- In Girls' Frontline, Bolshevik groups resurged within the Russian Federation infiltrated by 2030, infiltrated various major institutions, including the Federal Security Service, the Navy, and the Ministry of Internal Affairs, and exploited domestic disasters to discredit the federal government and secure enough support to a widely popular revolution, ushering in the Neo-Soviet Union by 2032 and reincorporating several of the former Soviet republics, with Ukraine descending into a civil war that split it between a pro-Soviet east that controlled the capital Kyiv and a pro-EU west. Later, it intervened in a German Civil War when East Germany seceded as the German Democratic Republic and asked the Neo-Soviet Union to intervene, leading to World War III erupting when the European Union and the United States got involved. The Neo-Soviet Union eventually joined the Union of Rossartrism Nations Coalition.
- Rise of the Reds: After throwing off the yoke of the post-Soviet dictatorship, the newly liberalized Russia rode the economic boom from selling huge amounts of oil and gas to the recently war-ravaged European countries, allowing it to prosper and strengthen its economy... which it then used to share the fruits of its prosperity with several countries in Eastern Europe and the Balkans, which had just broken away from the rapidly disintegrating European Union after years of living under Brussel's increasingly illiberal "federal" government. The shift is cemented by those self-same countries getting snubbed later by the newly formed European Continental Alliance, leading to those states entering into an alliance with Russia. Ukraine is the exception to this... until a civil war erupts between pro-Western and pro-Russian factions, and a Russian intervention leads to Ukraine's southern coastline and easternmost parts seceding and joining Russia.
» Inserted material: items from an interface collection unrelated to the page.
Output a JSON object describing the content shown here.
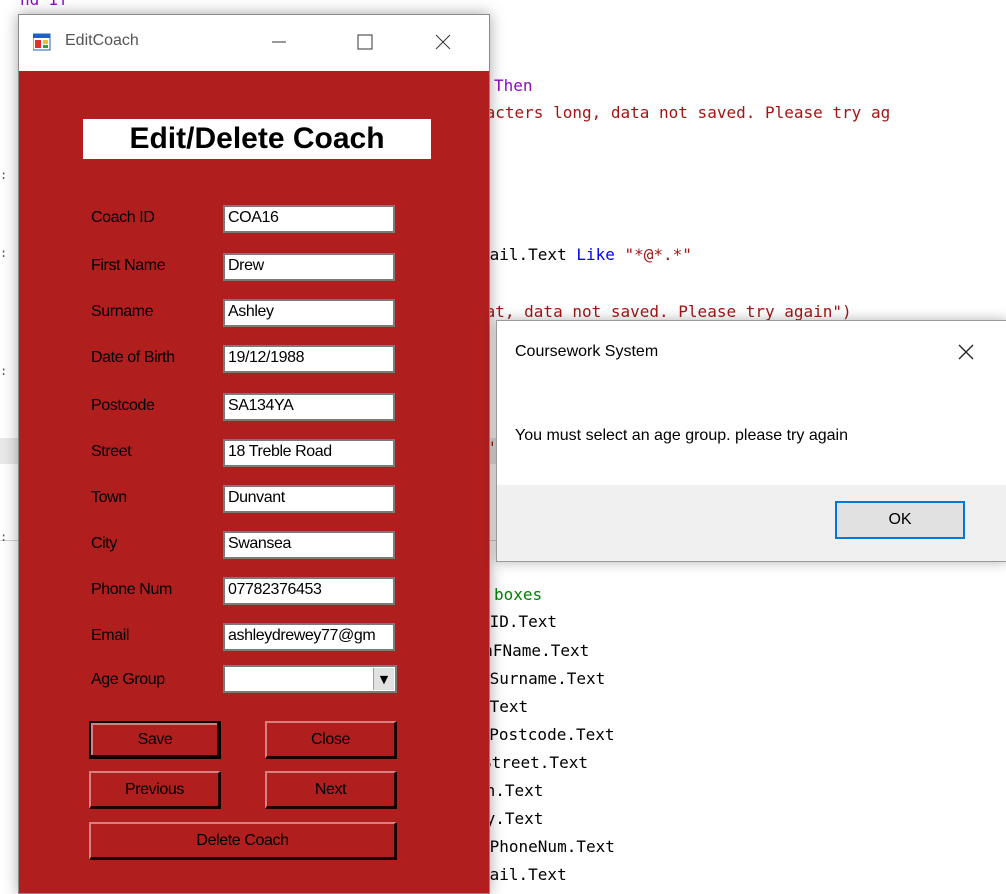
{
  "editor": {
    "lines": [
      {
        "key": "l0",
        "segments": [
          {
            "t": "nd If",
            "c": "purple"
          }
        ]
      },
      {
        "key": "l1",
        "segments": [
          {
            "t": "Then",
            "c": "purple"
          }
        ]
      },
      {
        "key": "l2",
        "segments": [
          {
            "t": "racters long, data not saved. Please try ag",
            "c": "str"
          }
        ]
      },
      {
        "key": "l3",
        "segments": [
          {
            "t": "mail.Text ",
            "c": "pl"
          },
          {
            "t": "Like ",
            "c": "kw"
          },
          {
            "t": "\"*@*.*\"",
            "c": "str"
          }
        ]
      },
      {
        "key": "l4",
        "segments": [
          {
            "t": "mat, data not saved. Please try again\")",
            "c": "str"
          }
        ]
      },
      {
        "key": "l5",
        "segments": [
          {
            "t": "\"",
            "c": "str"
          }
        ]
      },
      {
        "key": "l6",
        "segments": [
          {
            "t": "boxes",
            "c": "cm"
          }
        ]
      },
      {
        "key": "l7",
        "segments": [
          {
            "t": "hID.Text",
            "c": "pl"
          }
        ]
      },
      {
        "key": "l8",
        "segments": [
          {
            "t": "achFName.Text",
            "c": "pl"
          }
        ]
      },
      {
        "key": "l9",
        "segments": [
          {
            "t": "hSurname.Text",
            "c": "pl"
          }
        ]
      },
      {
        "key": "l10",
        "segments": [
          {
            "t": ".Text",
            "c": "pl"
          }
        ]
      },
      {
        "key": "l11",
        "segments": [
          {
            "t": "chPostcode.Text",
            "c": "pl"
          }
        ]
      },
      {
        "key": "l12",
        "segments": [
          {
            "t": "Street.Text",
            "c": "pl"
          }
        ]
      },
      {
        "key": "l13",
        "segments": [
          {
            "t": "wn.Text",
            "c": "pl"
          }
        ]
      },
      {
        "key": "l14",
        "segments": [
          {
            "t": "ty.Text",
            "c": "pl"
          }
        ]
      },
      {
        "key": "l15",
        "segments": [
          {
            "t": "hPhoneNum.Text",
            "c": "pl"
          }
        ]
      },
      {
        "key": "l16",
        "segments": [
          {
            "t": "mail.Text",
            "c": "pl"
          }
        ]
      }
    ]
  },
  "window": {
    "title": "EditCoach",
    "heading": "Edit/Delete Coach",
    "fields": [
      {
        "label": "Coach ID",
        "value": "COA16"
      },
      {
        "label": "First Name",
        "value": "Drew"
      },
      {
        "label": "Surname",
        "value": "Ashley"
      },
      {
        "label": "Date of Birth",
        "value": "19/12/1988"
      },
      {
        "label": "Postcode",
        "value": "SA134YA"
      },
      {
        "label": "Street",
        "value": "18 Treble Road"
      },
      {
        "label": "Town",
        "value": "Dunvant"
      },
      {
        "label": "City",
        "value": "Swansea"
      },
      {
        "label": "Phone Num",
        "value": "07782376453"
      },
      {
        "label": "Email",
        "value": "ashleydrewey77@gm"
      }
    ],
    "age_group": {
      "label": "Age Group",
      "value": ""
    },
    "buttons": {
      "save": "Save",
      "close": "Close",
      "previous": "Previous",
      "next": "Next",
      "delete": "Delete Coach"
    }
  },
  "message_box": {
    "title": "Coursework System",
    "text": "You must select an age group. please try again",
    "ok": "OK"
  },
  "colors": {
    "form_bg": "#b01e1e",
    "code_keyword": "#0000ff",
    "code_string": "#a31515",
    "code_comment": "#008000"
  }
}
Eventually, however, Russia (and by proxy its allies) ends up invading the ECA with the aim of conquering it in a desperate bid to avert economic collapse, which is further complicated by the United States jumping to the ECA's defense.
- The backstory of the Starfight games has Russia undergo another revolution on September 11, 2012note , leading to the Soviet States of Russia being formed and a new Cold War starting.
- The Zhirinovsky's Russian Empire timeline in AlternateHistory.com has the eponymous Real Life eccentric, nationalist politician become President of Russia and later the whole post-Soviet Union after a cascade of events including Yeltsin's assassination during the 1991 coup attempt, and remain in power until he is overthrown by a popular revolution in 2003. The Soviet Union (minus the Baltic republics) is recreated as a fascist-esque federation known as the Union of Independent States, that launches or gets involved in wars in the dissolving Yugoslavia, Romania, Estonia, Afghanistan, and Pakistan besides doing its best to discourage its member republics from breaking away.
- Parodied in the The Simpsons episode "Simpson Tide", where Russia reveals that the end of the Cold War was a sham, and dramatically returns to its Soviet ways — including the Berlin Wall popping back up from the ground complete with in-place guards and dogs, and the corpse of Lenin arising and staggering around his tomb, moaning "Must crush capitalism..."
American UN representative: "The Soviet Union?" I thought you guys broke up.Russian UN representative: Yes, Zat's vat ve vanted you to think! [Evil Laugh]